Washington’s New Marketplace Facilitator Sales Tax Law
One of the most confusing and frustrating issues to deal with as an online seller is the question of sales tax. Understanding when you have an obligation to collect sales tax from your customers is a challenge, and in part, that’s because even tax and legal experts don’t always agree. One constant in the debate, however, is the fact that states are continuing to search for ways to collect sales tax from online sales. One new addition to this dynamic is the recently enacted Marketplace Facilitator Law in Washington state.
What Is the Marketplace Facilitator Law?
The Marketplace Facilitator Law was signed in July 2017, and it went into effect on January 1, 2018. It stipulates that the responsibility for collecting and remitting sales tax for online purchases by customers in Washington state falls on the company supporting the marketplace rather than on the individual sellers.
This has prompted Amazon and Etsy, among others, to begin collecting and remitting sales tax to Washington on any sales made through their platform by third party sellers to customers in the state. Of course, the marketplace facilitator still has to have a nexus established in the state in order for the law to apply to them, and the criteria for this are outlined in the legislation.
There are a number of benefits for both sides from this new approach, including the fact that, for sellers, everyone making a sale is operating on a level playing field. One reason many sellers resisted charging sales tax to customers other than those in their home state is that they were afraid they’d be operating at a disadvantage if their competitors did not add the tax. The increased purchase price for their customers might drive that business elsewhere.
This is on top of the fact that it’s immensely challenging for small online sellers to stay on top of the myriad regulations regarding sales tax rates, nexus and the taxability of goods from one state to the next. It’s also a huge hassle for states to try and track down non-compliant sellers and collect back taxes from them. It’s much more straightforward on all fronts if the selling platform handles all of this, and that’s what the new law in Washington is tapping into.
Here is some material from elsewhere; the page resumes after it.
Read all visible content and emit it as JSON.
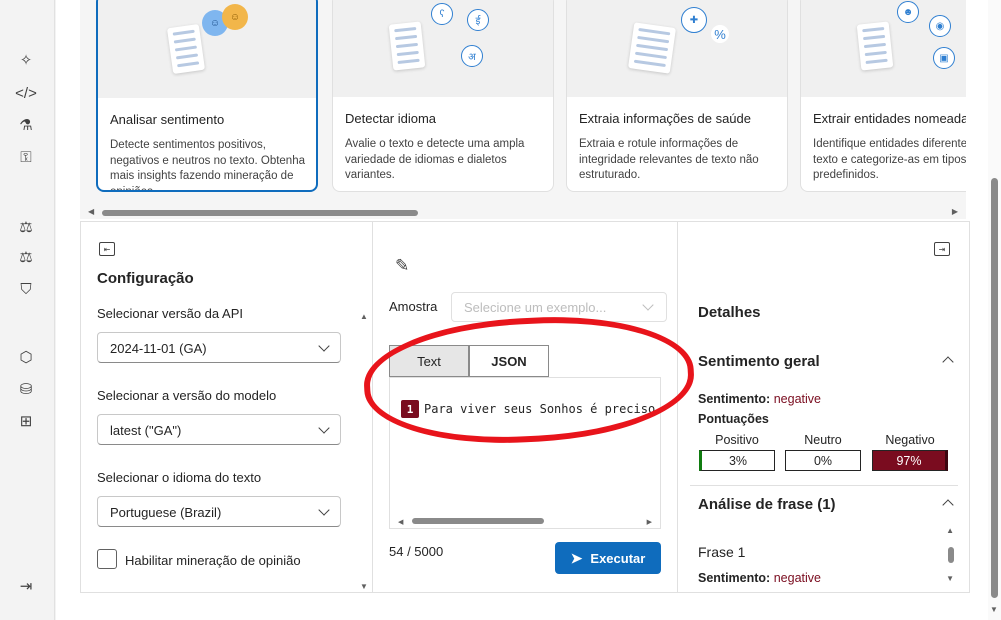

In other states, the emphasis of late has been to go after the individual sellers in an attempt to make it seem worthwhile for them to register with the state to collect and remit sales tax themselves. Along these lines, a judge in Massachusetts recently issued an order directing Amazon to disclose information about sellers who use its platform, but the resources required to track down and collect from these individuals are considerable.
Another approach was recently presented by a multistate tax commission, which offered an amnesty program to sellers that would forgive any back sales tax payments they owed in exchange for a commitment that they would collect sales tax going forward. However, only about 850 sellers have signed up so far, bringing the effectiveness of this approach into question.
The Question of Nexus
One thing that is certain is that these types of trends will continue moving forward. States have lost significant sales tax revenue thanks to the growth of online selling, and the share that represents of total retail sales will only continue to increase over time. There are a number of economic nexus laws now winding their way through the courts in the hopes of eventually overturning the Supreme Court decision in Quill Corp v North Dakota, which is what current interpretations of nexus as a physical presence are based on.
That ruling stipulated that an actual physical presence in a state was required for the establishment of nexus in that state. Nexus is what gives the state government the right to levy taxes on a business, and so without it, no taxes could be enforced. In some states, this included the use of specific print advertising materials or individuals acting as affiliates, but since the growth of the online marketplace has changed selling dynamics so dramatically, the laws as they are written are difficult to stretch to accommodate the current circumstances.
Amazon Fulfillment Centers
One point of contention among sellers, particularly those who use Fulfillment by Amazon, is whether or not having their products stored in an Amazon fulfillment center in a particular state creates a nexus for them in that state. Many feel, and have been advised by tax professionals, that because they have no control over where their products are stored, and because they do not own the facility, that there is no nexus. Many states disagree.
With the imposition of the Marketplace Facilitator Law, Washington has done away with this aspect of the debate for sales made within its borders. Since it’s Amazon who owns the warehouses, and because the company is based in the state anyway, it absolutely has a nexus, and so sales tax laws may be applied to it. Several other states including Arizona and Minnesota already consider the marketplace to be the seller for sales tax purposes when it comes to online sales, and so it seems likely that some other states may begin to move in that direction as well.